- Aim of the exercise -
A single number is the answer here: the count of lines in the data below that include the word "subtitle".

(Dataset rows for apps and sites)
((

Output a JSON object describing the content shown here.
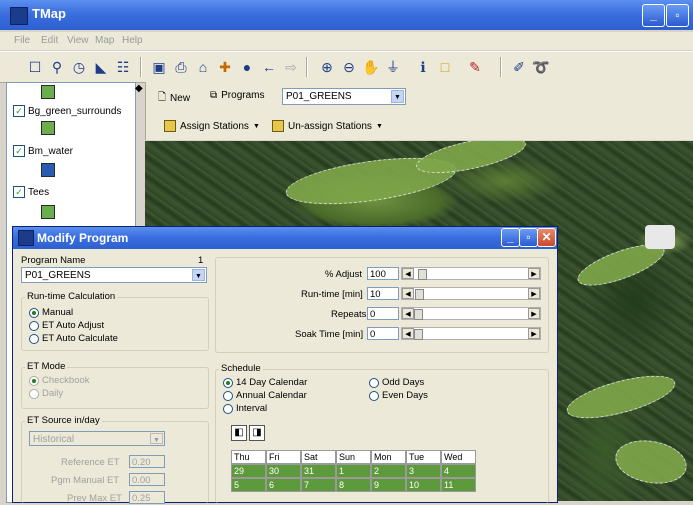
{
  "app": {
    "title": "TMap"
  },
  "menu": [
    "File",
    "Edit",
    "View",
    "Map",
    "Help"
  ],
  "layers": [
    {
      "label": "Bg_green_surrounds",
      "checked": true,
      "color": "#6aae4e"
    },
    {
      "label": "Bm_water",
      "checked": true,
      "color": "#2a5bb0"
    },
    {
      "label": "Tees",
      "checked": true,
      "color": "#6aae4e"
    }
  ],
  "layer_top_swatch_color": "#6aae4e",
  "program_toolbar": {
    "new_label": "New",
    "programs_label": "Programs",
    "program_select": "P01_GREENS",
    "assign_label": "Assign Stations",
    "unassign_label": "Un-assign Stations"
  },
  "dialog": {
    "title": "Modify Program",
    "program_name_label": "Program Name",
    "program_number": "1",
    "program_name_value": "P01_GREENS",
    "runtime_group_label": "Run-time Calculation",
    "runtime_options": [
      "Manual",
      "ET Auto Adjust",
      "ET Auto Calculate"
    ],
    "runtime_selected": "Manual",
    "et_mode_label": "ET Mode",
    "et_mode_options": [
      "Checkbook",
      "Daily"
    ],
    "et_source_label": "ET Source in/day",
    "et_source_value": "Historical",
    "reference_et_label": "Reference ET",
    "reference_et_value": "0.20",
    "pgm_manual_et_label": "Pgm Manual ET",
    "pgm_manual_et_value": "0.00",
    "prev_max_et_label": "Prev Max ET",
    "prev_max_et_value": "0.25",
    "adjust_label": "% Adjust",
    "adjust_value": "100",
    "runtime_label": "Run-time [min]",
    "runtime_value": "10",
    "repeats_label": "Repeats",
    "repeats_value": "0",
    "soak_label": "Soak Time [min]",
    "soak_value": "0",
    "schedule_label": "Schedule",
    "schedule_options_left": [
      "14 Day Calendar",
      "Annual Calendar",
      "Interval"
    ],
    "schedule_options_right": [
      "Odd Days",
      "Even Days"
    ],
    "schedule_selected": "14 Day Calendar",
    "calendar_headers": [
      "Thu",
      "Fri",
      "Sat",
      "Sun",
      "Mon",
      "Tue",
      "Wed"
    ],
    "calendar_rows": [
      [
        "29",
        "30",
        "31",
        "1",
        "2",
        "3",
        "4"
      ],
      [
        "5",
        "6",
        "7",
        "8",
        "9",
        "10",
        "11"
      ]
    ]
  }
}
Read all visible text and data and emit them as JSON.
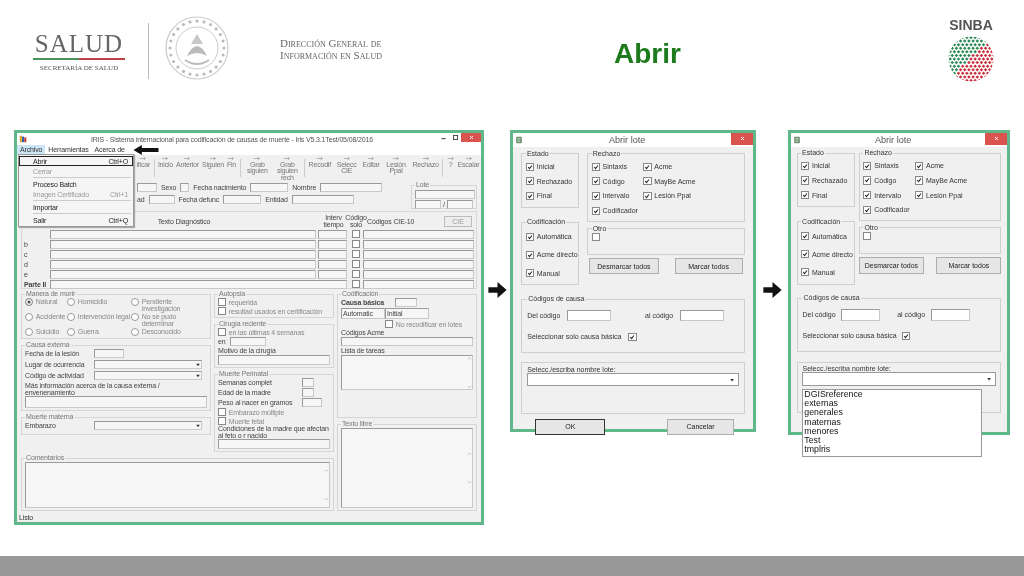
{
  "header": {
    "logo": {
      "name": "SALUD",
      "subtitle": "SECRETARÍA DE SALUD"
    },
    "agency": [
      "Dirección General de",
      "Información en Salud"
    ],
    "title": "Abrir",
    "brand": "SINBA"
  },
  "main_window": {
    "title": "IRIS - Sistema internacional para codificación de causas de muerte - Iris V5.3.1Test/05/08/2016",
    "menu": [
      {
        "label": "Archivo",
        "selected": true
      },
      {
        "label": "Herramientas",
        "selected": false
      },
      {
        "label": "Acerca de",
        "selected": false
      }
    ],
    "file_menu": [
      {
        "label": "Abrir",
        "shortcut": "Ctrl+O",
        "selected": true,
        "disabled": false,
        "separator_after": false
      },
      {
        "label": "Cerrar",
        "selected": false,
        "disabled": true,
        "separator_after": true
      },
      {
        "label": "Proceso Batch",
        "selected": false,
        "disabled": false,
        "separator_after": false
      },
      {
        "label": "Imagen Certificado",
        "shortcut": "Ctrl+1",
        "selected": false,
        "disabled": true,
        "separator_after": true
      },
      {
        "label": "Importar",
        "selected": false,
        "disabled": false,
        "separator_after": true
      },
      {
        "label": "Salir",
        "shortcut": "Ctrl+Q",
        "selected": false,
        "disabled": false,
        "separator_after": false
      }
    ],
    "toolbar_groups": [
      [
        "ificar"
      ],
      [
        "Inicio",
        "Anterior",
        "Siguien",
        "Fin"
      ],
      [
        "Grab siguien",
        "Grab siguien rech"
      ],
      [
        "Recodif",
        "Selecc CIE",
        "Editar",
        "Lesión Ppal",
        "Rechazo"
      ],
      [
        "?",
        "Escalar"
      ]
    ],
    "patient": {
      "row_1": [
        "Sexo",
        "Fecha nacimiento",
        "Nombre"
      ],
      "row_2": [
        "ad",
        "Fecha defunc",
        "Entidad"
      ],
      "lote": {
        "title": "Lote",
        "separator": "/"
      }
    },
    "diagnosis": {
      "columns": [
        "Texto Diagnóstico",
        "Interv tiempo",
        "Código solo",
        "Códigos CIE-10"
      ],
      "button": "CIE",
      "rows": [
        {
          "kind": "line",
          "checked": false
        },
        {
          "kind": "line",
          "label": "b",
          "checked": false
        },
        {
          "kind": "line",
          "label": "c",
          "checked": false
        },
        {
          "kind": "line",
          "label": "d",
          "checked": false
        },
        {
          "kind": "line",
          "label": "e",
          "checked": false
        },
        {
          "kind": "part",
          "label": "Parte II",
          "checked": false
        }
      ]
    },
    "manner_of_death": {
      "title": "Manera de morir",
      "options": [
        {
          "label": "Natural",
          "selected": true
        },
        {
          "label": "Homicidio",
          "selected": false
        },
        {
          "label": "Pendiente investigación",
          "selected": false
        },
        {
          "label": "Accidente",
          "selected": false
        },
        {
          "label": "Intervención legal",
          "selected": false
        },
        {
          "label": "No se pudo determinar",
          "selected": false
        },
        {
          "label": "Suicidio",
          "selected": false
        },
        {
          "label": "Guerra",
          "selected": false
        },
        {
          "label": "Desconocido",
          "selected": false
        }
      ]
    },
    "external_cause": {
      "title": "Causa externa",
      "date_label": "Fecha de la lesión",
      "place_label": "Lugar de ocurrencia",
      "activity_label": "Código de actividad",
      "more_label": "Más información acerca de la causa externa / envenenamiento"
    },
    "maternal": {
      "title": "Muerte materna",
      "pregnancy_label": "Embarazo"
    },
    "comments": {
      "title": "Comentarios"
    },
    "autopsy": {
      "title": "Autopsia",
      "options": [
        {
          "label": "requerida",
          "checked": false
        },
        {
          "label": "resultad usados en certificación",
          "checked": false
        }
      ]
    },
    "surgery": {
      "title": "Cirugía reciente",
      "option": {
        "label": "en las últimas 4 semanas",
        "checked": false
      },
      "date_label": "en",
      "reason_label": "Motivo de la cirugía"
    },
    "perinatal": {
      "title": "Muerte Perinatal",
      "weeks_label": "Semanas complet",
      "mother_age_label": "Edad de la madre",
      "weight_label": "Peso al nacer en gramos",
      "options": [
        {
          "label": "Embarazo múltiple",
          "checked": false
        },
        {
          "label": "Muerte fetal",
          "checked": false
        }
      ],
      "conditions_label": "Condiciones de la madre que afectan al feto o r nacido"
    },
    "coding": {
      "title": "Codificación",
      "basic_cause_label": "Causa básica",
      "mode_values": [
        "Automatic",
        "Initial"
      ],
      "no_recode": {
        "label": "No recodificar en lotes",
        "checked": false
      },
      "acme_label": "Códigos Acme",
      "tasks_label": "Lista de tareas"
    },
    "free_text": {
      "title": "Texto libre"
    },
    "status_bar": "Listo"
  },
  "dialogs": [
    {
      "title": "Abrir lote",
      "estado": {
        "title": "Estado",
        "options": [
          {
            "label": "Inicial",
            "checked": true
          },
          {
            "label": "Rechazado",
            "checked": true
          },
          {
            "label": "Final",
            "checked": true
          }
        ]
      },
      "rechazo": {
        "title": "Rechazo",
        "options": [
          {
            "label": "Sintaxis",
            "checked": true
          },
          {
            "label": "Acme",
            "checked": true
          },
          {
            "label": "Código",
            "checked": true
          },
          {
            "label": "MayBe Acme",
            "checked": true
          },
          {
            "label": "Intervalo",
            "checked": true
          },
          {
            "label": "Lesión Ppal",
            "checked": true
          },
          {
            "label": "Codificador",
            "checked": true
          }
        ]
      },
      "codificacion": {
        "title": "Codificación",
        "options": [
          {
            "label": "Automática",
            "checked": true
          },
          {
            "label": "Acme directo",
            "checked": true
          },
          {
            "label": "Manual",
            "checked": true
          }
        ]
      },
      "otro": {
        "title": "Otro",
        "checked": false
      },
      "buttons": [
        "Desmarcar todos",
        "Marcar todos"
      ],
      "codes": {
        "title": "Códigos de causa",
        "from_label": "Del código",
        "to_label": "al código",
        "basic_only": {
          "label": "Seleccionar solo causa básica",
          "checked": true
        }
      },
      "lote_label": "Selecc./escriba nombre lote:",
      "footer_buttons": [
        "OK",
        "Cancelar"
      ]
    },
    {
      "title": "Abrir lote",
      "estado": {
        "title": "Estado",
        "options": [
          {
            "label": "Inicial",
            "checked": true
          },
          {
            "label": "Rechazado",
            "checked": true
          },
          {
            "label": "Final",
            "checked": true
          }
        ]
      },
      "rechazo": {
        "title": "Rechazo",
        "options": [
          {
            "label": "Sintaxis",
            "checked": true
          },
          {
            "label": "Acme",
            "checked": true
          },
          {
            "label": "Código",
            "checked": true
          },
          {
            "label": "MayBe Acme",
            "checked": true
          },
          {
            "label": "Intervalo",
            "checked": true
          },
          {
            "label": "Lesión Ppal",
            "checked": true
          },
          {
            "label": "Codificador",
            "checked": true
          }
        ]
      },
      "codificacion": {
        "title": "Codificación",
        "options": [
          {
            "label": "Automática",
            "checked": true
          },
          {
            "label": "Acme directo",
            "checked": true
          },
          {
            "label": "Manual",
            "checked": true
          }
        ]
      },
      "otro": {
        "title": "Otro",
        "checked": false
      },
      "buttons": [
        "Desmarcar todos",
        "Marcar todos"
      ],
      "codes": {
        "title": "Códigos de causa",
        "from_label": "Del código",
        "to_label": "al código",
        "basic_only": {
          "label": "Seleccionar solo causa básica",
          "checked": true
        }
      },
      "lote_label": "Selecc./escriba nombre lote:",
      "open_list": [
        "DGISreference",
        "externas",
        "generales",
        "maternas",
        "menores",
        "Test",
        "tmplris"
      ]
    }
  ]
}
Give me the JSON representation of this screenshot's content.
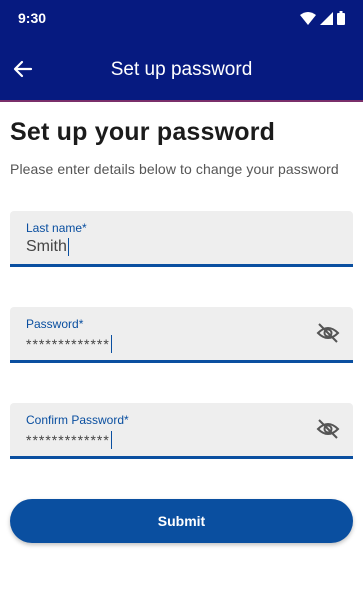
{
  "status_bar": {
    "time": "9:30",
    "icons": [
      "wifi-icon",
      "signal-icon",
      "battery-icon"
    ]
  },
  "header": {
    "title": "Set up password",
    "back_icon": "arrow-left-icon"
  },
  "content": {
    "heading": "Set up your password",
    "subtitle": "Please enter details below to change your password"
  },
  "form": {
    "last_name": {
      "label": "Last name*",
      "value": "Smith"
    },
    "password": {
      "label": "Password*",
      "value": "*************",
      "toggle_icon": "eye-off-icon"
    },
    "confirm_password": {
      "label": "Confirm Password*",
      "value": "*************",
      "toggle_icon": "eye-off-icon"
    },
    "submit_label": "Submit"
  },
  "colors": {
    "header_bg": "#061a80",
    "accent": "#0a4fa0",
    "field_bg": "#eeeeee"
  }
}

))

- Output for this exercise -
2